------ ENTRIES SHOWN
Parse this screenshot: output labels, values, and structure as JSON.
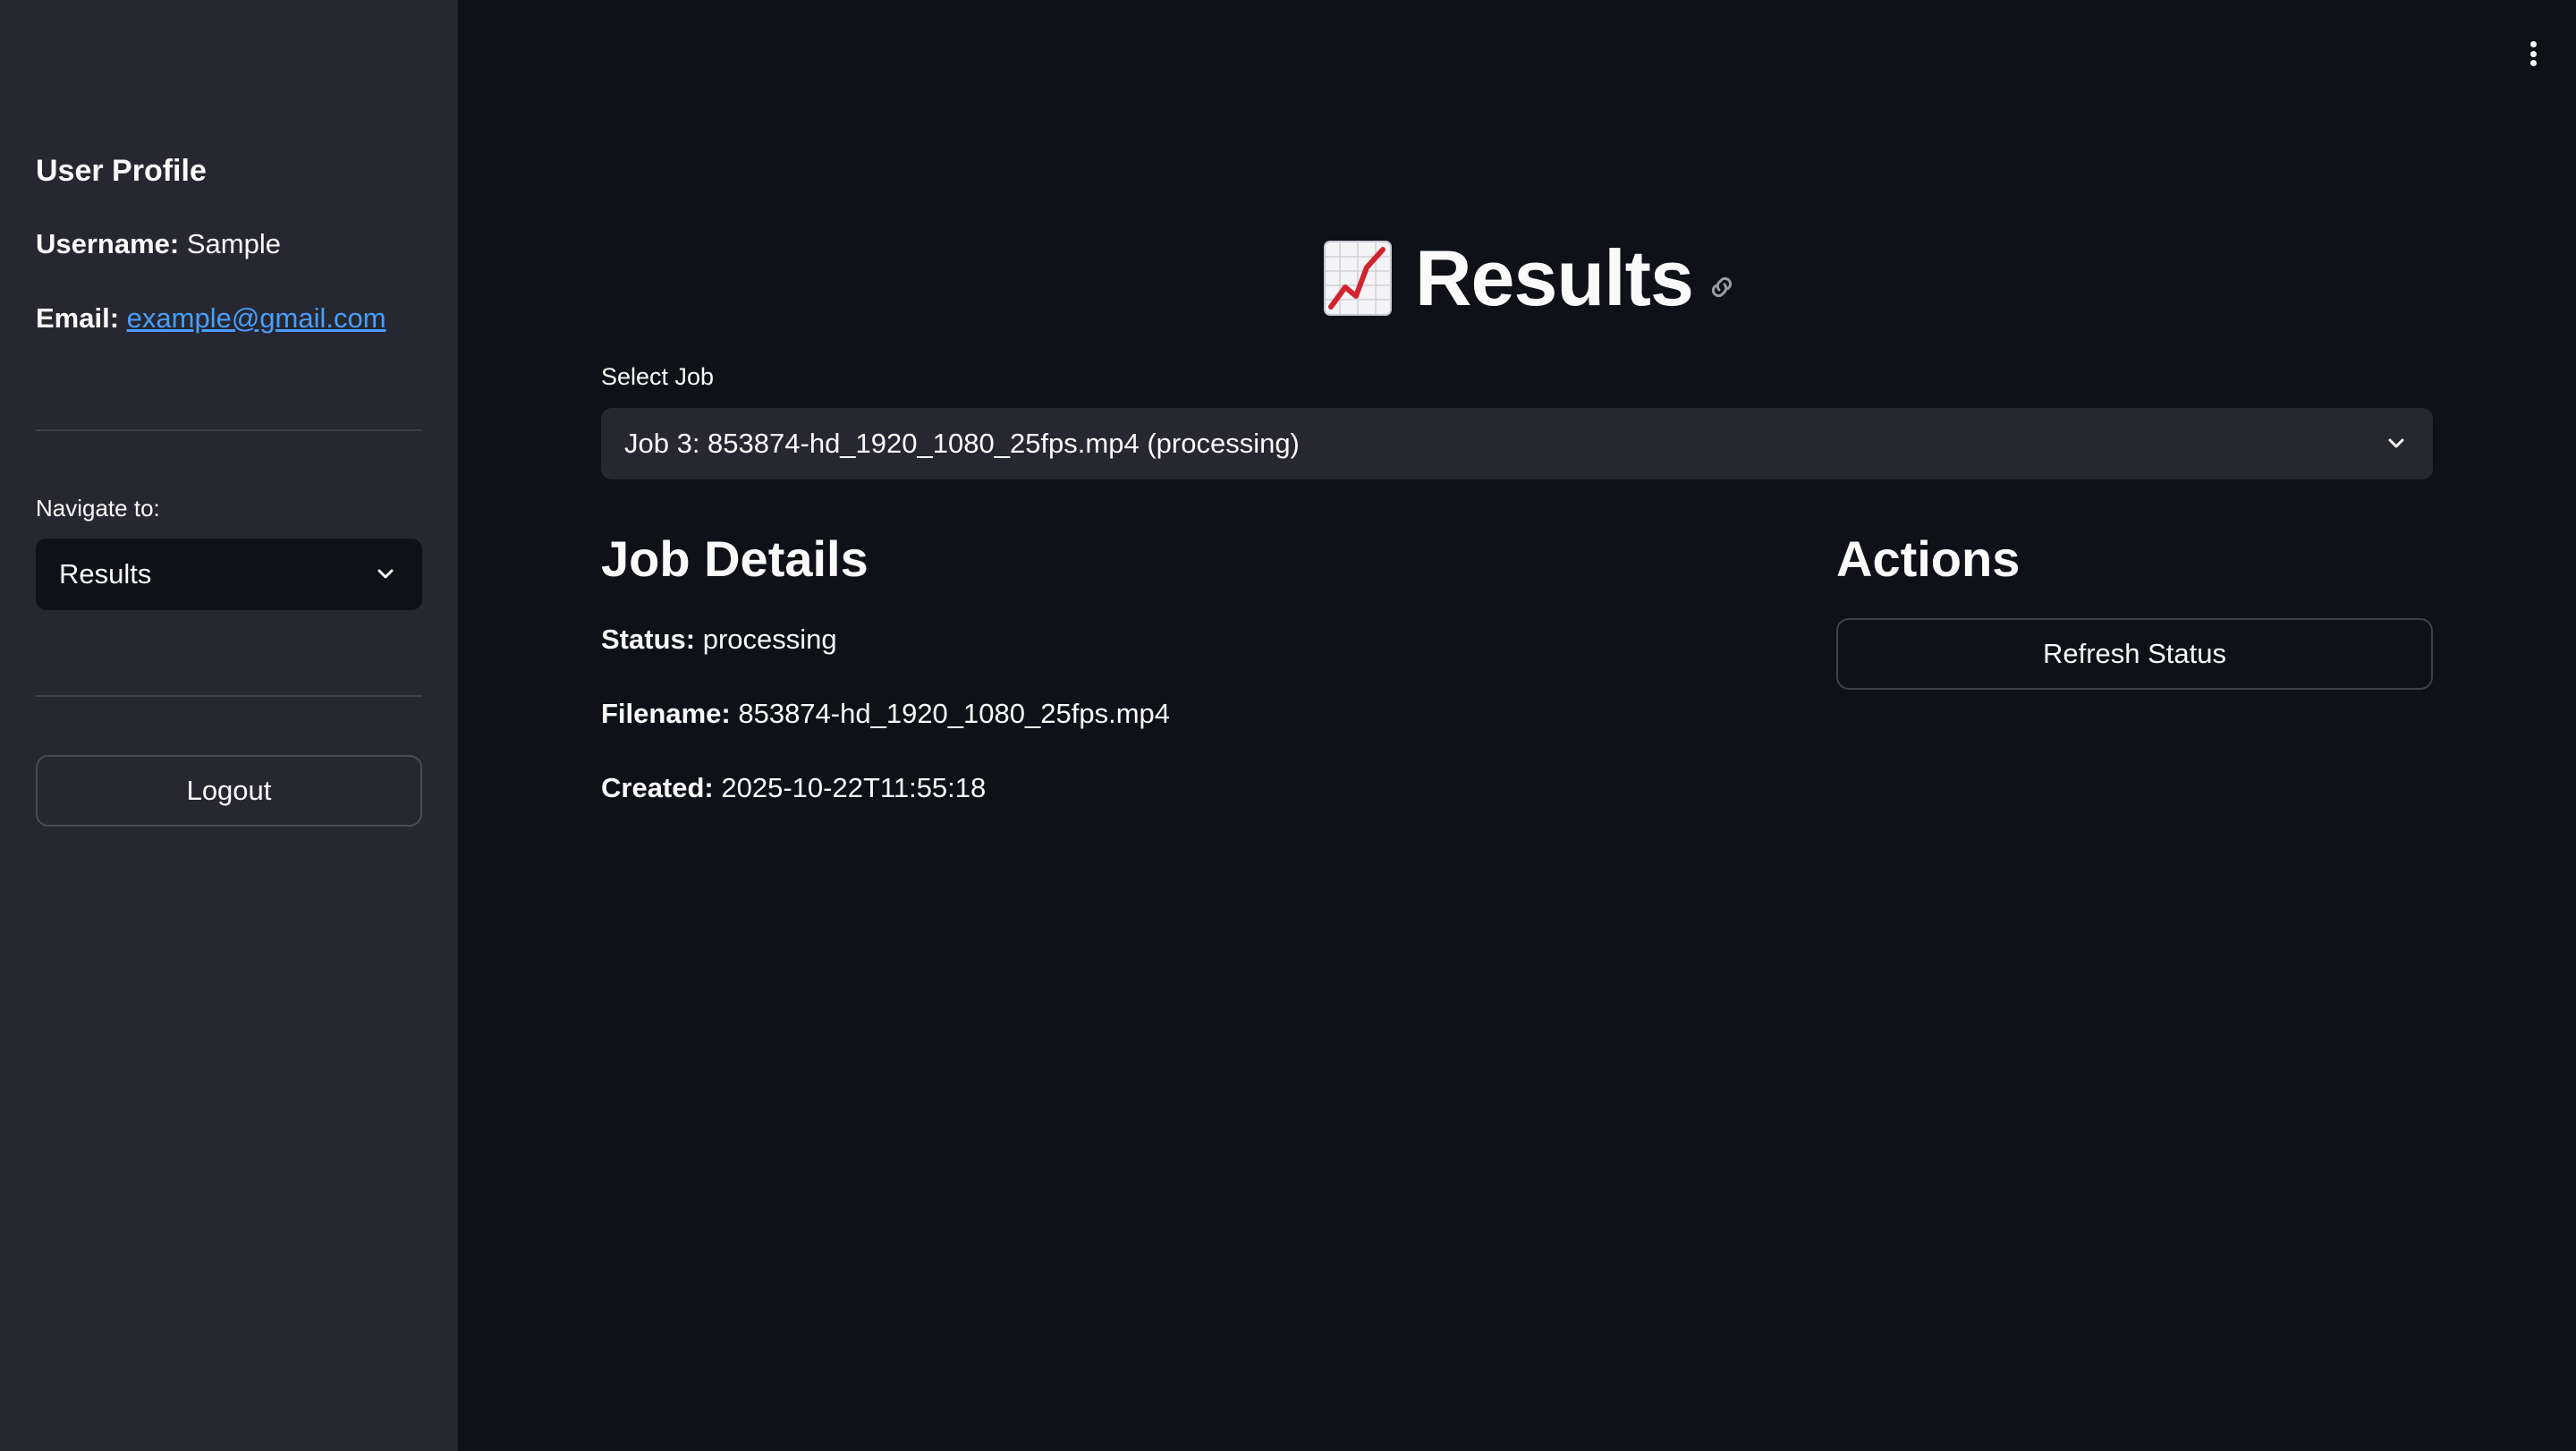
{
  "sidebar": {
    "heading": "User Profile",
    "username_label": "Username:",
    "username_value": "Sample",
    "email_label": "Email:",
    "email_value": "example@gmail.com",
    "nav_label": "Navigate to:",
    "nav_selected": "Results",
    "logout_label": "Logout"
  },
  "main": {
    "title": "Results",
    "title_icon": "chart-increasing-icon",
    "select_job_label": "Select Job",
    "select_job_value": "Job 3: 853874-hd_1920_1080_25fps.mp4 (processing)",
    "job_details_heading": "Job Details",
    "status_label": "Status:",
    "status_value": "processing",
    "filename_label": "Filename:",
    "filename_value": "853874-hd_1920_1080_25fps.mp4",
    "created_label": "Created:",
    "created_value": "2025-10-22T11:55:18",
    "actions_heading": "Actions",
    "refresh_label": "Refresh Status"
  },
  "colors": {
    "background": "#0e1117",
    "sidebar": "#262730",
    "link": "#4a9eff",
    "text": "#fafafa"
  }
}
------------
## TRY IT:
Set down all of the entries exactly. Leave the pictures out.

## RESULT OF THIS EXERCISE:
Parse this screenshot: output labels, values, and structure as JSON.
{
  "sidebar": {
    "heading": "User Profile",
    "username_label": "Username:",
    "username_value": "Sample",
    "email_label": "Email:",
    "email_value": "example@gmail.com",
    "nav_label": "Navigate to:",
    "nav_selected": "Results",
    "logout_label": "Logout"
  },
  "main": {
    "title": "Results",
    "title_icon": "chart-increasing-icon",
    "select_job_label": "Select Job",
    "select_job_value": "Job 3: 853874-hd_1920_1080_25fps.mp4 (processing)",
    "job_details_heading": "Job Details",
    "status_label": "Status:",
    "status_value": "processing",
    "filename_label": "Filename:",
    "filename_value": "853874-hd_1920_1080_25fps.mp4",
    "created_label": "Created:",
    "created_value": "2025-10-22T11:55:18",
    "actions_heading": "Actions",
    "refresh_label": "Refresh Status"
  },
  "colors": {
    "background": "#0e1117",
    "sidebar": "#262730",
    "link": "#4a9eff",
    "text": "#fafafa"
  }
}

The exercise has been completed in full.